Protecting Financial Futures
Every year, millions of people are victims of fraud, and child identity theft takes advantage of some of the most vulnerable individuals. Children are considered easy targets with high value because it could be years before a child applies for credit and finds out his or her data is compromised. This is compounded by the fact that credit agencies don’t know an application is for a child — the age of a person is set in credit agency databases by the first application. This makes it easy to construct a false adult identity using a child’s social security number. In some cases, a family member — including a parent — uses a child’s identity to gain credit.
Ways to Protect Against Child Identity Theft
Protect your child’s financial future by protecting his or her personal information by:
- Avoid providing social security numbers unless absolutely required.
- Don’t carry your child’s social security card in a purse or wallet regularly.
- Keep records in a secure location.
- Shred items that are no longer useful instead of throwing them in the garbage.
- Understand how your child’s information will be used by medical and educational programs.
- Read privacy notifications from schools and doctor’s offices, and ask questions about how records are handled, shared, and disposed of. If you’re not familiar with FERPA (Family Education Rights and Privacy Act), the privacy laws governing schools.
You can also protect your entire family from identity theft by enrolling in programs that monitor credit reports. By locking or freezing your child’s credit, any application is denied and you receive notification that someone has applied using your child’s personally identifiable information.
When Protections Fail
You can repair the damage of child identity theft. Doing so usually involves a lot of paperwork, time spent on the phone, and headaches, though.
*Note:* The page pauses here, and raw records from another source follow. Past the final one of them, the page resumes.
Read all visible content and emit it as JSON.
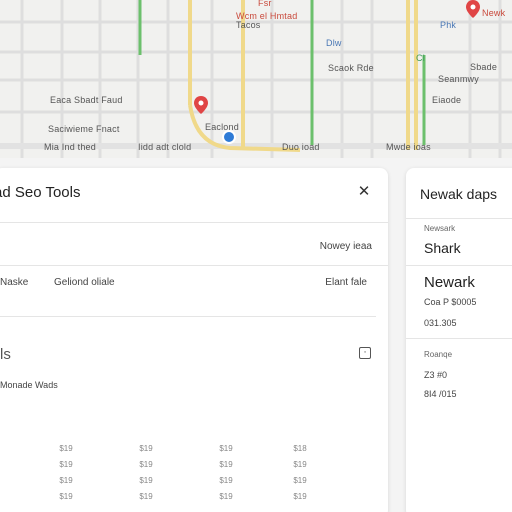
{
  "map": {
    "labels": {
      "top_red": "Fsr",
      "top_red2": "Wcm el Hmtad",
      "right_red": "Newk",
      "blue_1": "Phk",
      "blue_2": "Dlw",
      "green_1": "Cl",
      "street_a": "Eaca Sbadt Faud",
      "street_b": "Saciwieme Fnact",
      "street_c": "Eaclond",
      "street_d": "Scaok Rde",
      "street_e": "Eiaode",
      "street_f": "Seanmwy",
      "street_g": "Sbade",
      "street_h": "Tacos"
    },
    "bottom_labels": [
      "Mia Ind thed",
      "Iidd adt clold",
      "Duo ioad",
      "Mwde ioas"
    ],
    "colors": {
      "road_yellow": "#f0d98a",
      "road_green": "#6cc06c",
      "pin_red": "#e04545",
      "pin_blue": "#2e7bd6"
    }
  },
  "left_panel": {
    "title": "ad Seo Tools",
    "close_icon": "✕",
    "header_right": "Nowey ieaa",
    "row": {
      "left": "Naske",
      "mid": "Geliond oliale",
      "right": "Elant fale"
    },
    "section_title": "ls",
    "sub_label": "Monade Wads",
    "grid": {
      "headers": [
        "",
        "",
        "",
        ""
      ],
      "rows": [
        [
          "$19",
          "$19",
          "$19",
          "$18"
        ],
        [
          "$19",
          "$19",
          "$19",
          "$19"
        ],
        [
          "$19",
          "$19",
          "$19",
          "$19"
        ],
        [
          "$19",
          "$19",
          "$19",
          "$19"
        ]
      ]
    }
  },
  "right_panel": {
    "title": "Newak daps",
    "small1": "Newsark",
    "big1": "Shark",
    "big2": "Newark",
    "val1": "Coa P $0005",
    "val2": "031.305",
    "small2": "Roanqe",
    "val3": "Z3 #0",
    "val4": "8I4 /015"
  }
}
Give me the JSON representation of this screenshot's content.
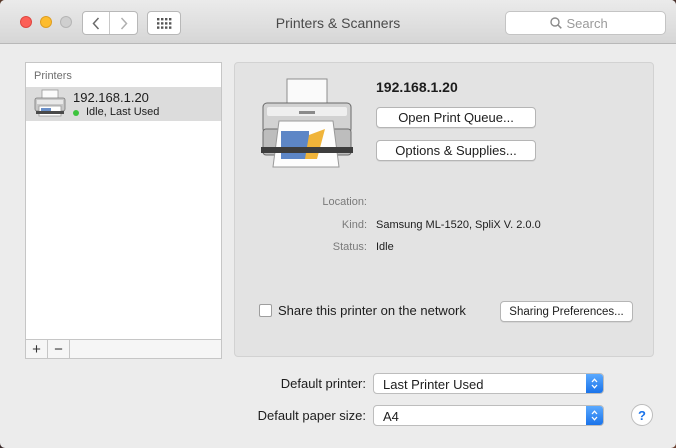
{
  "window": {
    "title": "Printers & Scanners"
  },
  "toolbar": {
    "back_icon": "chevron-left-icon",
    "forward_icon": "chevron-right-icon",
    "grid_icon": "grid-icon",
    "search_placeholder": "Search"
  },
  "sidebar": {
    "header": "Printers",
    "items": [
      {
        "name": "192.168.1.20",
        "status": "Idle, Last Used",
        "status_color": "#3ec43e",
        "icon": "printer-icon"
      }
    ],
    "add_label": "+",
    "remove_label": "−"
  },
  "detail": {
    "printer_name": "192.168.1.20",
    "open_queue_label": "Open Print Queue...",
    "options_label": "Options & Supplies...",
    "location_label": "Location:",
    "location_value": "",
    "kind_label": "Kind:",
    "kind_value": "Samsung ML-1520, SpliX V. 2.0.0",
    "status_label": "Status:",
    "status_value": "Idle",
    "share_label": "Share this printer on the network",
    "share_checked": false,
    "sharing_prefs_label": "Sharing Preferences..."
  },
  "defaults": {
    "default_printer_label": "Default printer:",
    "default_printer_value": "Last Printer Used",
    "paper_size_label": "Default paper size:",
    "paper_size_value": "A4",
    "help_label": "?"
  },
  "colors": {
    "accent": "#1a73ea",
    "selection": "#dcdcdc"
  }
}
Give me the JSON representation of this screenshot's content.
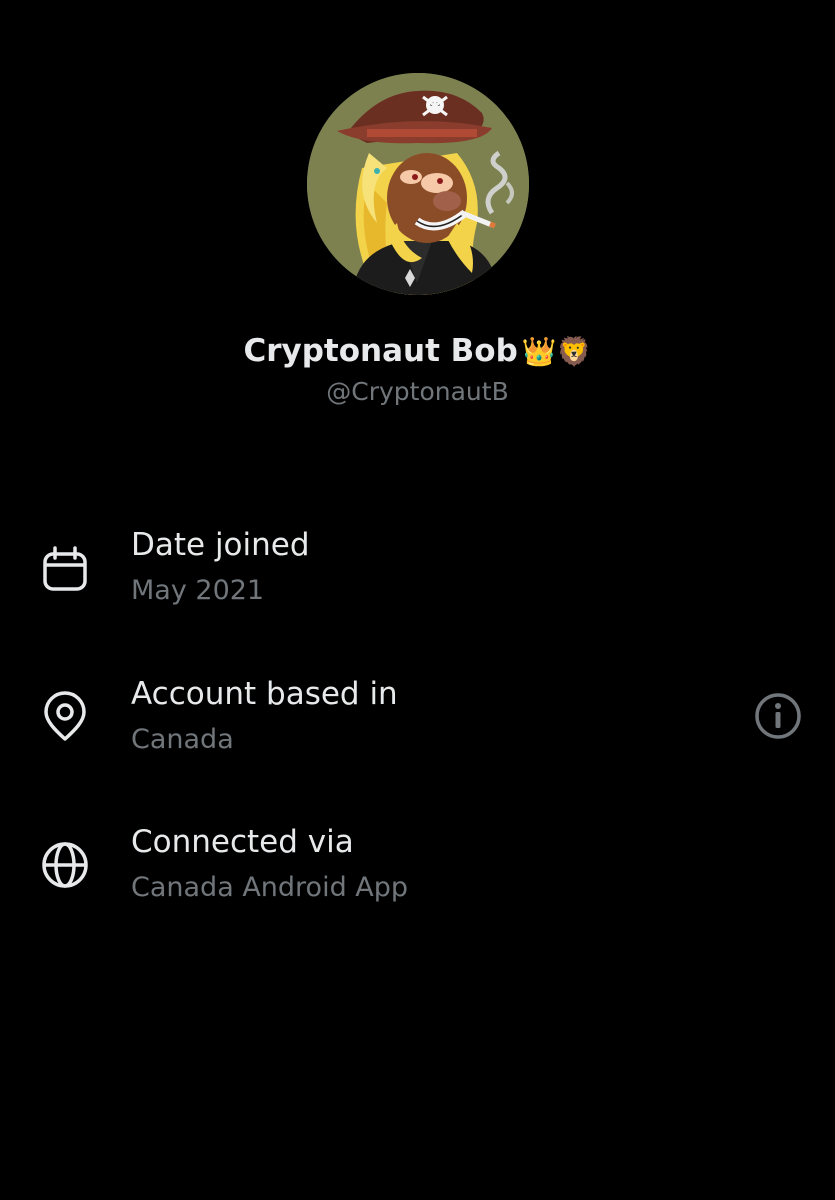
{
  "profile": {
    "display_name": "Cryptonaut Bob",
    "badges": "👑🦁",
    "handle": "@CryptonautB",
    "avatar_icon": "pirate-lion-avatar"
  },
  "details": {
    "date_joined": {
      "label": "Date joined",
      "value": "May 2021",
      "icon": "calendar-icon"
    },
    "account_based_in": {
      "label": "Account based in",
      "value": "Canada",
      "icon": "location-pin-icon",
      "info_icon": "info-icon"
    },
    "connected_via": {
      "label": "Connected via",
      "value": "Canada Android App",
      "icon": "globe-icon"
    }
  },
  "colors": {
    "background": "#000000",
    "primary_text": "#e7e9ea",
    "secondary_text": "#71767b",
    "avatar_bg": "#7d8150"
  }
}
Proactive prevention is an easier way to protect your child’s financial future.
What do you do to prevent child identity theft?